The National Transportation Safety Board this week released its annual list of most-wanted transportation improvements, which included a call to disconnect from deadly distractions, end substance impairment, and require medical fitness for duty.
The NTSB is a federal agency charged with investigating major accidents in various modes of transportation, including highways. The agency also conducts special studies on transportation safety.
In addressing the threat of alcohol and drug abuse, the NTSB stressed the need for “stronger laws, swifter enforcement, and expanded use of technology to end substance impairment.”
The agency also indicated a need for additional employee education and training about the issue.

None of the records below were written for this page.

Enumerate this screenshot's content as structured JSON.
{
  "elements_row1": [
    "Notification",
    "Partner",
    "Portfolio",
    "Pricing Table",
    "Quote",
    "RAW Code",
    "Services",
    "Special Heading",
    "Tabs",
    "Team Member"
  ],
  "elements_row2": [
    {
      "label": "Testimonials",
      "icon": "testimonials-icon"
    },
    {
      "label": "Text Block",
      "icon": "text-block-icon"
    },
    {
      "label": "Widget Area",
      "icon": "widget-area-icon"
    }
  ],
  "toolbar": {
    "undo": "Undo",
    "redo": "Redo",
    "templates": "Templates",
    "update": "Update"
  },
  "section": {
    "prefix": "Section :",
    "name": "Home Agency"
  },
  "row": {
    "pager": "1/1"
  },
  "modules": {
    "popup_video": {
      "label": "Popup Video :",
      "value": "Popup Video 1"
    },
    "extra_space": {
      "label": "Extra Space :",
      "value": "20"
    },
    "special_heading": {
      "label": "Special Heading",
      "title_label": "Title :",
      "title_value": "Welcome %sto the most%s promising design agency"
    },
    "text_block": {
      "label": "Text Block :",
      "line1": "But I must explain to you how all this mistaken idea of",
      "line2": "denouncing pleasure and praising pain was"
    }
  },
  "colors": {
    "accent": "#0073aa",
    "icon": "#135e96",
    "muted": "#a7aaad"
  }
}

“Drivers, transportation operators and enforcement authorities also need good information to make informed decisions about the use of illicit drugs and over-the-counter medications,” the agency noted.

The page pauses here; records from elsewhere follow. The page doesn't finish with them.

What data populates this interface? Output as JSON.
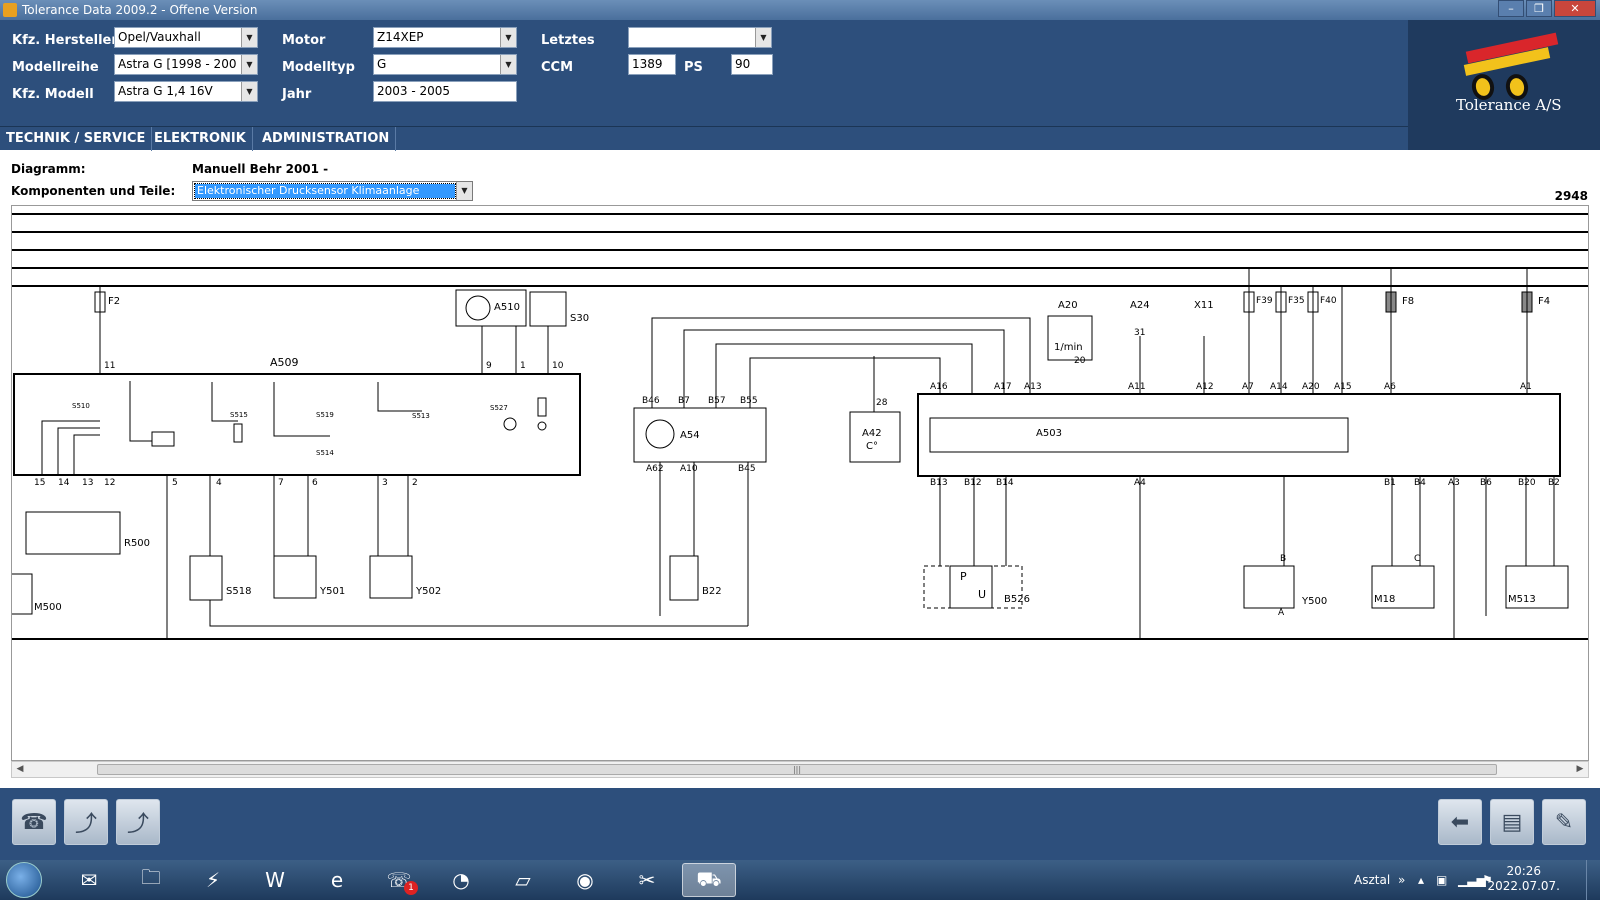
{
  "window": {
    "title": "Tolerance Data 2009.2 - Offene Version",
    "controls": [
      "–",
      "❐",
      "✕"
    ]
  },
  "header": {
    "labels": {
      "hersteller": "Kfz. Hersteller",
      "modellreihe": "Modellreihe",
      "modell": "Kfz. Modell",
      "motor": "Motor",
      "modelltyp": "Modelltyp",
      "jahr": "Jahr",
      "letztes": "Letztes",
      "ccm": "CCM",
      "ps": "PS"
    },
    "values": {
      "hersteller": "Opel/Vauxhall",
      "modellreihe": "Astra G [1998 - 200",
      "modell": "Astra G 1,4 16V",
      "motor": "Z14XEP",
      "modelltyp": "G",
      "jahr": "2003 - 2005",
      "letztes": "",
      "ccm": "1389",
      "ps": "90"
    }
  },
  "logo": {
    "brand": "Tolerance A/S"
  },
  "menu": [
    "TECHNIK / SERVICE",
    "ELEKTRONIK",
    "ADMINISTRATION"
  ],
  "diagram_info": {
    "diagramm_label": "Diagramm:",
    "diagramm_value": "Manuell Behr 2001 -",
    "komponenten_label": "Komponenten und Teile:",
    "komponenten_value": "Elektronischer Drucksensor Klimaanlage",
    "page_number": "2948"
  },
  "schematic": {
    "labels": [
      "F2",
      "A509",
      "A510",
      "S30",
      "S510",
      "S515",
      "S519",
      "S514",
      "S513",
      "S527",
      "R500",
      "M500",
      "S518",
      "Y501",
      "Y502",
      "A54",
      "B22",
      "A42",
      "C°",
      "A20",
      "1/min",
      "A24",
      "X11",
      "F39",
      "F35",
      "F40",
      "F8",
      "F4",
      "A503",
      "B526",
      "Y500",
      "M18",
      "M513",
      "P",
      "U"
    ],
    "pins": [
      "11",
      "15",
      "14",
      "13",
      "12",
      "5",
      "4",
      "7",
      "6",
      "3",
      "2",
      "9",
      "1",
      "10",
      "B46",
      "B7",
      "B57",
      "B55",
      "A62",
      "A10",
      "B45",
      "A16",
      "A17",
      "A13",
      "A11",
      "A12",
      "A7",
      "A14",
      "A20",
      "A15",
      "A6",
      "A1",
      "B13",
      "B12",
      "B14",
      "A4",
      "B1",
      "B4",
      "A3",
      "B6",
      "B20",
      "B2",
      "28",
      "20",
      "31",
      "B",
      "A",
      "C"
    ]
  },
  "scrollbar": {
    "grip": "|||"
  },
  "toolbar": {
    "left_buttons": [
      "phone-tool-icon",
      "chart-up-icon",
      "chart-up-icon"
    ],
    "right_buttons": [
      "back-arrow-icon",
      "print-icon",
      "edit-icon"
    ]
  },
  "taskbar": {
    "apps": [
      "outlook-icon",
      "explorer-icon",
      "winamp-icon",
      "word-icon",
      "ie-icon",
      "viber-icon",
      "picasa-icon",
      "notepad-icon",
      "chrome-icon",
      "paint-icon",
      "tolerance-icon"
    ],
    "viber_badge": "1",
    "lang": "Asztal",
    "time": "20:26",
    "date": "2022.07.07."
  },
  "colors": {
    "header_bg": "#2d4f7c",
    "title_bg": "#4a6f9c",
    "selection": "#3399ff"
  }
}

Also prominent were concerns about the use of mobile electronic devices.
“Since 2003, the NTSB has found distraction from portable electronic devices (PEDs) as a cause or contributing factor in 11 accident investigations,” the agency said. “Those crashes resulted in 259 people injured and 50 people killed. The first step toward removing deadly distractions will be to disconnect from non-mission-critical information. All modes of transportation need to rise to today’s distraction challenges.”
The agency also called for a strengthening of commercial trucking safety. “To manage their safety risks, trucking companies must go beyond securing regulatory compliance from all their employees and proactively identify operational hazards and potential solutions,” the NTSC said.
In response to the agency’s list, the National Safety Council praised the board’s decision to highlight such threats as distracted driving and prescription painkiller use.
“Our desire to be constantly connected, even while behind the wheel, results in far too many deadly crashes, while the proliferation and misuse of prescription painkillers results in 46 overdose deaths per day,” said Deborah A.P. Hersman, president and CEO of NSC. “The council thanks NTSB for keeping these important issues on its Most Wanted List, because continued attention and education are key ingredients of culture change.”